Finally, our participants spoke of a desire to remain connected to each other for longer term support – a sense of a diabetes peer support community – as they dealt with, what for many, was a new and overwhelming diagnosis.
Building Digital Literacy Skills
As an additional bonus, while we were empowering our patients to connect to each other and build a learning community to strengthen their self-management skills, we were also building their digital literacy skills through the use of virtual video classes. Every class created an opportunity to get better at using virtual modalities for health care. We were creating safe spaces to play with new video tools for communication. We were honouring the unique learning characteristics of virtual communities and supporting technological skills development, while our facilitators, often new to virtual classes themselves, demonstrated how to effectively engage and connect online.
I later reflected on the responses to the question “What matters to you?”. Those responses have the power to change both our models of care for chronic illness and guide exemplary health care teaching and learning relationships. Learning design matters. Learning activities should be created with patient partners alongside clinical subject matter experts. Learning together with peers through shared experience creates more opportunities for those “ah-ha!” moments that can change our lives and greatly impact our health.
Slowing Down and Listening
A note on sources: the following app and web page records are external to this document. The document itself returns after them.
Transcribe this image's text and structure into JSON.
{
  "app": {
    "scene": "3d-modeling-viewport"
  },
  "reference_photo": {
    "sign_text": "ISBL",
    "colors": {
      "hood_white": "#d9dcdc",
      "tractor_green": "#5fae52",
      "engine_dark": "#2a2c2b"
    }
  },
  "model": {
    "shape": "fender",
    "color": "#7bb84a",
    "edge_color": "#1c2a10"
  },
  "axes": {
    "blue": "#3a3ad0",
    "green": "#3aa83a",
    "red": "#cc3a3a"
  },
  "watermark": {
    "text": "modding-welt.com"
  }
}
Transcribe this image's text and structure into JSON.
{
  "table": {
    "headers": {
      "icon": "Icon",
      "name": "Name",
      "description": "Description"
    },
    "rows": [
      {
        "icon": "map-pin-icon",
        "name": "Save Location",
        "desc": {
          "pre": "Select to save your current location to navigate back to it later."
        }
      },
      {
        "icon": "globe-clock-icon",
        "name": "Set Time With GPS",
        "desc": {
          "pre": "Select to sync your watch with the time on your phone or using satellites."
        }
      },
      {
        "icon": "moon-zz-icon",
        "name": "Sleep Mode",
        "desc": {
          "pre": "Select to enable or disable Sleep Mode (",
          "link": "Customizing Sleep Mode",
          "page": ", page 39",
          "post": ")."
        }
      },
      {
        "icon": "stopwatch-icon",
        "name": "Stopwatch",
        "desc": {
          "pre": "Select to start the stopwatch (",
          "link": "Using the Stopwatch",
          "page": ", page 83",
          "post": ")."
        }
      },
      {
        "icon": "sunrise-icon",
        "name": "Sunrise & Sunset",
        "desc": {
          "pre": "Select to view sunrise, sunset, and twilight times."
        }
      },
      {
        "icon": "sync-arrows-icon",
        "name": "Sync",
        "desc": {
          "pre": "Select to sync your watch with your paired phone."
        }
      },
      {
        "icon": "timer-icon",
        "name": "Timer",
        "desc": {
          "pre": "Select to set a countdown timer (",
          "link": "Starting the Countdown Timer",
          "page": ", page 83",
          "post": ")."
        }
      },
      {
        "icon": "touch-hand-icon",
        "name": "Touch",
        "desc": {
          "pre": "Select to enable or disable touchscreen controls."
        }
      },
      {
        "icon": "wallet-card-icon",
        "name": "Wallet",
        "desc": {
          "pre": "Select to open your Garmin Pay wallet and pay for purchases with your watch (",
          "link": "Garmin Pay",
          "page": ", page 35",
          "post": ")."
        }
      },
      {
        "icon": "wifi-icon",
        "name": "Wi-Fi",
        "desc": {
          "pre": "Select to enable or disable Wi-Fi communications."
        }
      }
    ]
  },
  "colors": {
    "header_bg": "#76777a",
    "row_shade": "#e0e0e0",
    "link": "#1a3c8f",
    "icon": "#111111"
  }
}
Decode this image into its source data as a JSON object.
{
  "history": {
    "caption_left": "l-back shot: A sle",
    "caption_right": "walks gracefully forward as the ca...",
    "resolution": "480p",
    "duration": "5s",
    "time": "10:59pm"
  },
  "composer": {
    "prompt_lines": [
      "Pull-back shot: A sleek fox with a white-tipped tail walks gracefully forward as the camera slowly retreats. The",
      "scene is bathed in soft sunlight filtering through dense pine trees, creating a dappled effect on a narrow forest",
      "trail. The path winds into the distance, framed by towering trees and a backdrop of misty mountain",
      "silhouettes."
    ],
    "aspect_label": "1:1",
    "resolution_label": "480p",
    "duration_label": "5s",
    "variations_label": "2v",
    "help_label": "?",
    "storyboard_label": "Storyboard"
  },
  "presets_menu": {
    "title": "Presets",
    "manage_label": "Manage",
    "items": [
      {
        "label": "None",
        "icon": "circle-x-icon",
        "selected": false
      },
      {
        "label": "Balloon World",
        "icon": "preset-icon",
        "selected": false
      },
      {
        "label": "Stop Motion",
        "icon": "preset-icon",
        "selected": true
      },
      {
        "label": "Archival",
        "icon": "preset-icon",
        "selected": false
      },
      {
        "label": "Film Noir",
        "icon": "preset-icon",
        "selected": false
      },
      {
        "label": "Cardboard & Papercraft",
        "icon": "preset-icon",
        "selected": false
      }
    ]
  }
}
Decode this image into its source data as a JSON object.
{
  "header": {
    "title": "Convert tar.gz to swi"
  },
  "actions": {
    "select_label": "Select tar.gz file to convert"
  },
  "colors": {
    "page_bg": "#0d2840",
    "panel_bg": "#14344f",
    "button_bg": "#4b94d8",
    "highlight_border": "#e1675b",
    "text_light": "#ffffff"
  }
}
By slowing down and listening, we understand how a lecture approach to learning does not allow an adult learner to feel a sense of respect, authority and confidence in their life experiences. Those experiences are a wonderful resource upon which to build new skills. By listening to our patients tell us about their values when we ask “What matters to you?’, we can design a health care learning experience that powers better community health and wellness.